With that said, the rally has so far not been able to draw in new money. For the week ended October 7, equity fund outflows totaled $8 billion. In the past five weeks, only one saw inflows, with cumulative outflows of $14-plus billion (courtesy of Lipper). Money is leaving, taking advantage of the recent strength in prices.
Interestingly, another what could be a potentially important change in sentiment was noticed yesterday. Pre-open, JNJ reported its third-quarter results, beating on the bottom line and missing on the top. The real news was elsewhere. The company also announced a $10-billion buyback. Rather uncharacteristically, the stock yawned – was not able to rally off of that huge buyback news.
If there is a change in sentiment brewing, non-commercials will be rewarded. They have been persistently adding to net shorts in e-mini S&P 500 and Russell 2000 mini-index futures – quite aggressively on the former in particular.
S&P 500 COT Report Chart – Net Shorts
As of Tuesday last week, these traders were net short 278,179 contracts in e-mini S&P 500 futures, and have stayed net short since early March this year. The latest tally is the highest since December 2011 (see chart 4 below). The S&P 500 bottomed on August 24, with a retest on September 29, but non-commercials used the subsequent rally as an opportunity to add to net shorts. As of August 25, they were only net short 75,744 contracts.
Over on the Russell 2000, it is the same saga. As of Tuesday last week, net shorts were at a seven-week high.

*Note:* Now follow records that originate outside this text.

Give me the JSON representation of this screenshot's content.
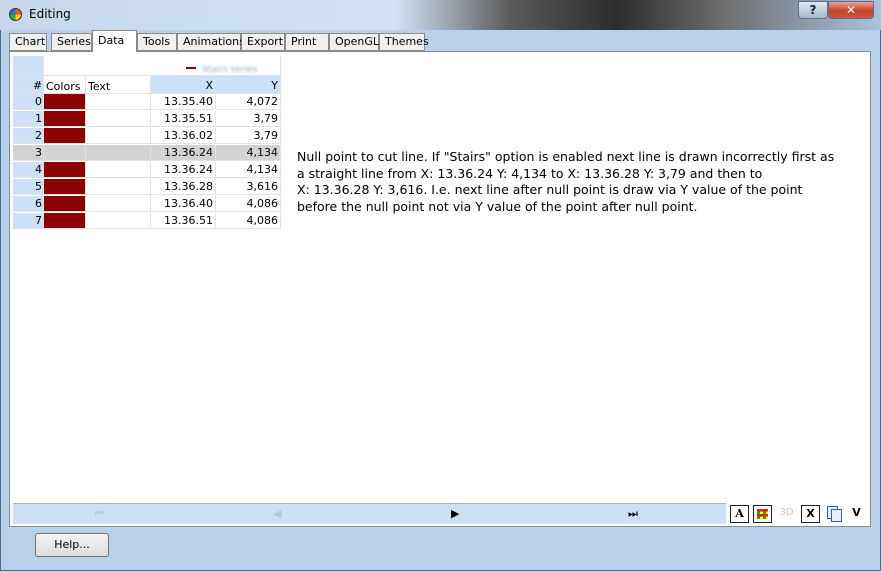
{
  "window": {
    "title": "Editing",
    "help_glyph": "?",
    "close_glyph": "✕"
  },
  "tabs": [
    {
      "label": "Chart"
    },
    {
      "label": "Series"
    },
    {
      "label": "Data",
      "active": true
    },
    {
      "label": "Tools"
    },
    {
      "label": "Animations"
    },
    {
      "label": "Export"
    },
    {
      "label": "Print"
    },
    {
      "label": "OpenGL"
    },
    {
      "label": "Themes"
    }
  ],
  "grid": {
    "series_name": "Stairs series",
    "series_color": "#8b0000",
    "headers": {
      "num": "#",
      "colors": "Colors",
      "text": "Text",
      "x": "X",
      "y": "Y"
    },
    "rows": [
      {
        "num": "0",
        "text": "",
        "x": "13.35.40",
        "y": "4,072",
        "null": false
      },
      {
        "num": "1",
        "text": "",
        "x": "13.35.51",
        "y": "3,79",
        "null": false
      },
      {
        "num": "2",
        "text": "",
        "x": "13.36.02",
        "y": "3,79",
        "null": false
      },
      {
        "num": "3",
        "text": "",
        "x": "13.36.24",
        "y": "4,134",
        "null": true
      },
      {
        "num": "4",
        "text": "",
        "x": "13.36.24",
        "y": "4,134",
        "null": false
      },
      {
        "num": "5",
        "text": "",
        "x": "13.36.28",
        "y": "3,616",
        "null": false
      },
      {
        "num": "6",
        "text": "",
        "x": "13.36.40",
        "y": "4,086",
        "null": false
      },
      {
        "num": "7",
        "text": "",
        "x": "13.36.51",
        "y": "4,086",
        "null": false
      }
    ]
  },
  "annotation": "Null point to cut line. If \"Stairs\" option is enabled next line is drawn incorrectly first as\n a straight line from X: 13.36.24 Y: 4,134 to X: 13.36.28 Y: 3,79 and then to\n X: 13.36.28 Y: 3,616. I.e. next line after null point is draw via Y value of the point\nbefore the null point not via Y value of the point after null point.",
  "navigator": {
    "first": "⏮",
    "prev": "◀",
    "next": "▶",
    "last": "⏭"
  },
  "toolbar": {
    "font_label": "A",
    "three_d_label": "3D",
    "delete_label": "X",
    "view_label": "V"
  },
  "footer": {
    "help_label": "Help..."
  }
}
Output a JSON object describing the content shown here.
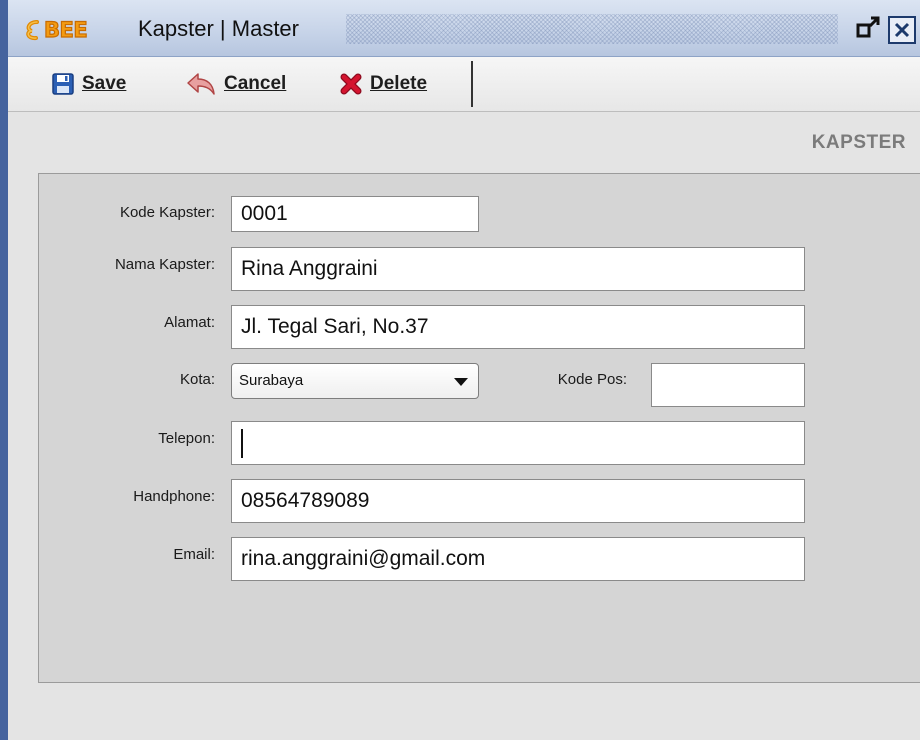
{
  "window": {
    "logo_text": "BEE",
    "title": "Kapster | Master"
  },
  "toolbar": {
    "save_label": "Save",
    "cancel_label": "Cancel",
    "delete_label": "Delete"
  },
  "section": {
    "title": "KAPSTER"
  },
  "form": {
    "kode_kapster": {
      "label": "Kode Kapster:",
      "value": "0001"
    },
    "nama_kapster": {
      "label": "Nama Kapster:",
      "value": "Rina Anggraini"
    },
    "alamat": {
      "label": "Alamat:",
      "value": "Jl. Tegal Sari, No.37"
    },
    "kota": {
      "label": "Kota:",
      "value": "Surabaya"
    },
    "kode_pos": {
      "label": "Kode Pos:",
      "value": ""
    },
    "telepon": {
      "label": "Telepon:",
      "value": ""
    },
    "handphone": {
      "label": "Handphone:",
      "value": "08564789089"
    },
    "email": {
      "label": "Email:",
      "value": "rina.anggraini@gmail.com"
    }
  },
  "colors": {
    "window_border": "#45639e",
    "title_bar": "#c6d3e8",
    "panel_background": "#d5d5d5",
    "logo_orange": "#f39b12",
    "delete_red": "#c8102e",
    "save_blue": "#2b5fb4"
  },
  "icons": {
    "save": "floppy-disk-icon",
    "cancel": "undo-arrow-icon",
    "delete": "red-x-icon",
    "restore": "restore-window-icon",
    "close": "close-window-icon"
  }
}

In the last couple of weeks, net shorts have gone up 55 percent, even as the index rallied nearly four percent (Chart 5).
Russell 2000 COT Report Chart – Net Shorts
As is the case with short interest, these net shorts can act as a tailwind for stocks if these traders are forced to reverse their positions. While the odds of that happening are low near-term, a couple of things are worthy of attention in Charts 1 and 2.
1. If we focus on the NYSE for a second, back in 2008 when short interest was at a comparable level the S&P index, between October 2007 high and August 2008 low, was already down over 20 percent. This time around, from high to low the index shed 12.5 percent. The bulls have done a good job of absorbing all this selling, but doing that they have expended a lot of buying power.
2. Back then, NYSE short interest peaked at the end of July 2008, but that did not stop stocks from continuing to drop. In fact, by the middle of January next year, short interest dropped to 13.1 billion. Between August 2008 and March next year, the S&P 500 lost another 48 percent.
The lesson? A drop in short interest may not always be a tailwind for stocks. It can be. But it does not have to be. Sometimes, the forces of selling can overpower all the short-covering.
Right now, the bears show conviction, and truth be told, they have been proven right fundamentally – whether it be measured by the deterioration of macro data or earnings deceleration. The question is, would stocks prove them right? Or, even better, do the bulls have enough wherewithal left to stop that from happening?
Thanks for reading!
Read more from Paban on his blog.
Author is net short S&P 500 at the time of publication. Any opinions expressed herein are solely those of the author, and do not in any way represent the views or opinions of any other person or entity.